Pangkor is well known for its fine beaches, and they make for a wonderful place to relax and soak up the sun. The beaches can get very busy during the weekends and holidays, but they are often quieter during the week. Nipah Bay is the most popular area with tourists and locals, and it has two beaches with views of Giam and Mentagor. Most of the resorts on the island are by the beach, so you will never be that far from the golden sands.
For visitors who enjoy swimming and water sports, Pangkor is a great destination. If you want to be a bit more adventurous, Giam and Mentagor are surrounded by corals and shoals of fish, making them a great spot for snorkelling. Other water sports are also available on the island, such as kayaking, jet-skiing and banana boats, so you can make the most of the beautiful location.
Although the island is popular with tourists, it is also home to around 25,000 fishermen, who live mostly on the east coast, with fishing representing the main industry on the island. Their catch consists of mostly anchovies and cuttlefish, and you will be able to sample some of their wares during your stay. Dried seafood is also a local speciality, and can be seen for sale around the island. To see a more traditional side of Malaysia, enjoy some of the locally caught seafood, or watch the world go by as fishermen complete their daily routine.
The interior of Pangkor is rainforest, and visitors can take a trek across this region of the island. If you do take a trip into the jungle, you might be rewarded with a sighting of some rare species, such as hornbills or monitor lizards. Pangkor Hill and Tortoise Hill can both be explored by intrepid visitors, and offer a great panorama of the island.
For those interested in discovering some of the culture and history of this tiny island, there are a few places you must visit.

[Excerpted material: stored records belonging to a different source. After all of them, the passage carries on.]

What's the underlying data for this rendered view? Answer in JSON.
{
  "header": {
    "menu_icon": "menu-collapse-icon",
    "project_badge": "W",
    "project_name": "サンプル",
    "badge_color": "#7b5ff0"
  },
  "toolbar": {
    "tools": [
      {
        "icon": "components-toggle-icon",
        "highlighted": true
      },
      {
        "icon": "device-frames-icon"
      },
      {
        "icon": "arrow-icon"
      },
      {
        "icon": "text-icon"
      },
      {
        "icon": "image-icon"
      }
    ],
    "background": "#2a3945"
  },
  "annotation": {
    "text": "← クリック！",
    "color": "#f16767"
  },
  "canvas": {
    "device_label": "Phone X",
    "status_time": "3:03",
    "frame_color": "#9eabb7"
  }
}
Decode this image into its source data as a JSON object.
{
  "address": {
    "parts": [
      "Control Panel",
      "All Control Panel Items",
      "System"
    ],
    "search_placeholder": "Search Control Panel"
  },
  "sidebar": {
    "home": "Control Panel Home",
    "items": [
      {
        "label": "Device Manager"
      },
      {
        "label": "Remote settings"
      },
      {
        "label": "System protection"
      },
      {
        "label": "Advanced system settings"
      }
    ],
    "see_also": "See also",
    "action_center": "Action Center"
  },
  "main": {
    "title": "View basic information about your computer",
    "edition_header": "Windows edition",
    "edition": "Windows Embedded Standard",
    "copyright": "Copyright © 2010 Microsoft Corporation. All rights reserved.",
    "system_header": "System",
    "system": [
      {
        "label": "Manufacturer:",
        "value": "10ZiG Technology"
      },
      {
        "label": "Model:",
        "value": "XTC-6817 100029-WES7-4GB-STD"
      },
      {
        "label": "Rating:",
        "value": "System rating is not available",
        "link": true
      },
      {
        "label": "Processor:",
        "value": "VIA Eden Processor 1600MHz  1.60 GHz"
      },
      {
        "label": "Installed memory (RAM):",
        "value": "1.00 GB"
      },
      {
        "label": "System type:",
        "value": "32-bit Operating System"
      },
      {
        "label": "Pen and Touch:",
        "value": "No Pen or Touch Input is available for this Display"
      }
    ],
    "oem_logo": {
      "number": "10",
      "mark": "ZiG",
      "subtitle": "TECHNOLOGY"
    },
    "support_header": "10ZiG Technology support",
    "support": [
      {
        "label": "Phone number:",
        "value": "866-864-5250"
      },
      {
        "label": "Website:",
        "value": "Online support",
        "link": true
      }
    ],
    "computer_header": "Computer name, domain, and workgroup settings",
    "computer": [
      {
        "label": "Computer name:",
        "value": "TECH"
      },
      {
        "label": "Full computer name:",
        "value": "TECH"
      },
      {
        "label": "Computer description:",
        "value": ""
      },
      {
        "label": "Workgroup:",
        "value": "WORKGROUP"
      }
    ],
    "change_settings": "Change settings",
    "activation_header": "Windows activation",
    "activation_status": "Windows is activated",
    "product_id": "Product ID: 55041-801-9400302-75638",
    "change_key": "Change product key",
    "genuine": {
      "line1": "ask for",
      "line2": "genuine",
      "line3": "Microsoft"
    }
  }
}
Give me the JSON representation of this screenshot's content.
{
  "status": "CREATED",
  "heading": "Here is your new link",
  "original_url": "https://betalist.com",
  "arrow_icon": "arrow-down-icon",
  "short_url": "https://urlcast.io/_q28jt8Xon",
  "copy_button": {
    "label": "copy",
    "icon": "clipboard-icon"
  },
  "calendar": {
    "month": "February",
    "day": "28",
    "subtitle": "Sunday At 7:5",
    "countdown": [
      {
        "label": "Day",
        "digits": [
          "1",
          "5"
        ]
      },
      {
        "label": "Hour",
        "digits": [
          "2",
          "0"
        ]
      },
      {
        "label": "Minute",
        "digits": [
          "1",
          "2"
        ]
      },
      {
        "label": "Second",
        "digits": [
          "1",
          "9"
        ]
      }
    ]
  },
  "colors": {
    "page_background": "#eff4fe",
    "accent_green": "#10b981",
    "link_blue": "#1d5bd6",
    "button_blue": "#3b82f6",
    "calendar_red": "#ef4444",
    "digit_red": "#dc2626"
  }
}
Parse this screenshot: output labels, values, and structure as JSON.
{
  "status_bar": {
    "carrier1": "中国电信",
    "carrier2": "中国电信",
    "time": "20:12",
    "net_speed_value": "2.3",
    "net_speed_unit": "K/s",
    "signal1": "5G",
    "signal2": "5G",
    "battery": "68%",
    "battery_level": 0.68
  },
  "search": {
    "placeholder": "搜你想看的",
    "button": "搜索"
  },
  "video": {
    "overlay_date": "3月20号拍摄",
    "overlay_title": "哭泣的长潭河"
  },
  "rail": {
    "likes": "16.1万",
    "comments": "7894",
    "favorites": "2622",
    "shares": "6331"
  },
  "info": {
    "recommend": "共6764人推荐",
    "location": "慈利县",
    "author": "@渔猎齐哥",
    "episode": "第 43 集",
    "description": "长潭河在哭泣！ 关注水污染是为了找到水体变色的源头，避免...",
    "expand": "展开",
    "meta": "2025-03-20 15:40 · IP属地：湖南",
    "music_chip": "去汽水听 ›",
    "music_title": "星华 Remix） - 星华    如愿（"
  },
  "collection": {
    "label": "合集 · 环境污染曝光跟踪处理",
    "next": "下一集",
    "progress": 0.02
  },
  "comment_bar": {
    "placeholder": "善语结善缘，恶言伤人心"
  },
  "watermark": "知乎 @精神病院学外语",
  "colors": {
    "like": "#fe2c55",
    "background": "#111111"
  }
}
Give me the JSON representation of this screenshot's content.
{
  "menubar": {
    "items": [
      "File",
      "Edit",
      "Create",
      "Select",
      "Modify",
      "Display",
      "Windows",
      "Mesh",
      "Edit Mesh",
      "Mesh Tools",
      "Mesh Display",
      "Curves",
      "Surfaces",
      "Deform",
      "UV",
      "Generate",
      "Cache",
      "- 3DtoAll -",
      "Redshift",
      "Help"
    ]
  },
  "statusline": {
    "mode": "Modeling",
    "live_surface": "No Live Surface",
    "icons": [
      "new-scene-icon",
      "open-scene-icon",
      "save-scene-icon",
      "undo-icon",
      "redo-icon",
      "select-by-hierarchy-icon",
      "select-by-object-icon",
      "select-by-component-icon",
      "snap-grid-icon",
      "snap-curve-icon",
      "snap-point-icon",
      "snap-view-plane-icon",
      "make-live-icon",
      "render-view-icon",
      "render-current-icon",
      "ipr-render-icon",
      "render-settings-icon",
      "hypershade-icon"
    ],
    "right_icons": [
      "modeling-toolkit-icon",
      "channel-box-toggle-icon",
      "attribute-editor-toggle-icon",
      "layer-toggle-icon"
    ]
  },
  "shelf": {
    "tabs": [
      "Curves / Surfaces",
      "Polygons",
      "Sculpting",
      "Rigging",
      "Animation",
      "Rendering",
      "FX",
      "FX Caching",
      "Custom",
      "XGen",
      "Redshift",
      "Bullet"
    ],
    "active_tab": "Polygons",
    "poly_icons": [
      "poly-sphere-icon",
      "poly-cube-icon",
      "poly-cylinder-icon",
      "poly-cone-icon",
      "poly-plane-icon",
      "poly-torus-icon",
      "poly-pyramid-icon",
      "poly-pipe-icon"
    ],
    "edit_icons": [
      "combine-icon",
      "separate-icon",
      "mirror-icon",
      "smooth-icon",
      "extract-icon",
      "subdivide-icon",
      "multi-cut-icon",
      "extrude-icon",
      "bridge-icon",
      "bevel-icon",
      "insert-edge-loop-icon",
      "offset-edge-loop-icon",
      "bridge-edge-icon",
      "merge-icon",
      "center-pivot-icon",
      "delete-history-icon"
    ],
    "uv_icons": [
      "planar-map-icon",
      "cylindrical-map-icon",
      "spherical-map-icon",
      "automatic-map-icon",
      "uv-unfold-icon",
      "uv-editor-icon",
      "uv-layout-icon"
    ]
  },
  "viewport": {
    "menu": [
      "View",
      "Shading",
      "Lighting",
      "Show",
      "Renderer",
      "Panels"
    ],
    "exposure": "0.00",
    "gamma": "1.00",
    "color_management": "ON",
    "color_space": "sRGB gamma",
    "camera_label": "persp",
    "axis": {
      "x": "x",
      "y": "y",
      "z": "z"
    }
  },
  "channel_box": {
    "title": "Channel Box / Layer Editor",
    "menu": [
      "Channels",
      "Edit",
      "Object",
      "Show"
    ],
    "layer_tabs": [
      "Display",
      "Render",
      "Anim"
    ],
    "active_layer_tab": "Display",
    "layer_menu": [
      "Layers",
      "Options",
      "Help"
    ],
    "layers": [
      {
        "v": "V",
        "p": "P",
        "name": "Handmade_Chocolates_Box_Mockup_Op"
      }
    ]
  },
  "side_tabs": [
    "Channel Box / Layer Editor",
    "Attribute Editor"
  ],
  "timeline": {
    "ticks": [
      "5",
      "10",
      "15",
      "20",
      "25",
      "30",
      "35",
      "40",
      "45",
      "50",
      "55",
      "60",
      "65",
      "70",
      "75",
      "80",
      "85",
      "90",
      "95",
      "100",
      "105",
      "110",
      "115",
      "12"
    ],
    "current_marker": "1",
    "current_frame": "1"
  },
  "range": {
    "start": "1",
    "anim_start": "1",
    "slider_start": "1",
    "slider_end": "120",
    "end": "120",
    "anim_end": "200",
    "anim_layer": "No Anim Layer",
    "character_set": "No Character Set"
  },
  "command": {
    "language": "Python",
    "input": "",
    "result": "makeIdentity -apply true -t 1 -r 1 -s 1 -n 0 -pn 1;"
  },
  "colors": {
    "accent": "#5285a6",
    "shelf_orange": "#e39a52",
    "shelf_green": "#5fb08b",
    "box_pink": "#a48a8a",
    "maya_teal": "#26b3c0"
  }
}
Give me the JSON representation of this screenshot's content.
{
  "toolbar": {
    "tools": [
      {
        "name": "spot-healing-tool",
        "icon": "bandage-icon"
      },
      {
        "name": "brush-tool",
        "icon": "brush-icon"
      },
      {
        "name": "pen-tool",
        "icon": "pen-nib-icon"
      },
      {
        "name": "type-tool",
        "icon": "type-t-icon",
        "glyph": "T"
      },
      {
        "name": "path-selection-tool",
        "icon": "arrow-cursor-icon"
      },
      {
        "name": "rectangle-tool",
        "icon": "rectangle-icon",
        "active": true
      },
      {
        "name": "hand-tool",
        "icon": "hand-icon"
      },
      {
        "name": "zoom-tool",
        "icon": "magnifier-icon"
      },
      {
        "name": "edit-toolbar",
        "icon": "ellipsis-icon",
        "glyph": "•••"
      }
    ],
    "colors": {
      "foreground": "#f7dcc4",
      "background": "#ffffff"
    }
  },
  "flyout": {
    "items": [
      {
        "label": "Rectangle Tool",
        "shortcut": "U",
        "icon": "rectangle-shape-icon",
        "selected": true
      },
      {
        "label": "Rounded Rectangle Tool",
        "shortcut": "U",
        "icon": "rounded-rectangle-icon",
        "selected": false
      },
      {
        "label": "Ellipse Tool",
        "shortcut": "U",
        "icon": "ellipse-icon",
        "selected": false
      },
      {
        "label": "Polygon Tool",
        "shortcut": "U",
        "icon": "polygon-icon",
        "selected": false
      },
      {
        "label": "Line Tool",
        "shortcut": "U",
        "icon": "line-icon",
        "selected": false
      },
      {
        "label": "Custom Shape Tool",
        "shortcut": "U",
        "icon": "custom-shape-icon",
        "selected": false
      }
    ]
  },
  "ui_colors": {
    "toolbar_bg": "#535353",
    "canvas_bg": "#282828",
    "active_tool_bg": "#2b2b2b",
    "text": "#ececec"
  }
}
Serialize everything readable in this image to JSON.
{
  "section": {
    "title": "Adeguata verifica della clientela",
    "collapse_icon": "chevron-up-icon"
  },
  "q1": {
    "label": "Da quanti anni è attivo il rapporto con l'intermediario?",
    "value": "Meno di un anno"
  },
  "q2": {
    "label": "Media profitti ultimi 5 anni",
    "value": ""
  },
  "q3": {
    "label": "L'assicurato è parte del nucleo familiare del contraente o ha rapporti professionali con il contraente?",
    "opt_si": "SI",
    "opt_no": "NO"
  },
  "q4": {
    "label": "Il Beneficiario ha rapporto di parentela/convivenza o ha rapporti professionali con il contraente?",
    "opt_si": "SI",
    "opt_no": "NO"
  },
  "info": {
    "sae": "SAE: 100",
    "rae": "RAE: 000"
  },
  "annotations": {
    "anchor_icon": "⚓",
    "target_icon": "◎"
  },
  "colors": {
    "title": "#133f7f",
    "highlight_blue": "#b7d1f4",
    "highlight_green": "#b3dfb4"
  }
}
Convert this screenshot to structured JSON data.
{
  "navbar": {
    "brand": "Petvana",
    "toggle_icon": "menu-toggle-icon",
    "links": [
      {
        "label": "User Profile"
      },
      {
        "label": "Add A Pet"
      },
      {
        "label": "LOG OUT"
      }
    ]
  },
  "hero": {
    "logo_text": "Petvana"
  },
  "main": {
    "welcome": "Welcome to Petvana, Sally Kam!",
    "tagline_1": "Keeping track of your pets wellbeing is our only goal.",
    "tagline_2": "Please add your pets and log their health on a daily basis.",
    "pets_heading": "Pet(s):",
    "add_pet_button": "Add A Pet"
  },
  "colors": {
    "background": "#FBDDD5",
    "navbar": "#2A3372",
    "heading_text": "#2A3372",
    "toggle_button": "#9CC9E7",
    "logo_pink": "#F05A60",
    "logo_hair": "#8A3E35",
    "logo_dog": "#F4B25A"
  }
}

The Fu Lin Kong Chinese Temple is home to many rock paintings, and even has a miniature version of the Great Wall of China. The Lin Je Kong Temple is more eclectic, and houses statues of heroes from Chinese folklore and even some Disney characters! In the south west of the island, there is the Dutch Fort built in 1670 when the Dutch sought to monopolise the local tin trade. Only the stone foundations and some carvings are left, but it is an interesting reminder of the island’s history in controlling trade in the nearby Strait of Malacca.
Pangkor offers something for all budgets, and is a tropical mix of great beaches and traditional Asia, so for exciting and relaxing Malaysia holidays, visit the tiny island that has a lot to offer.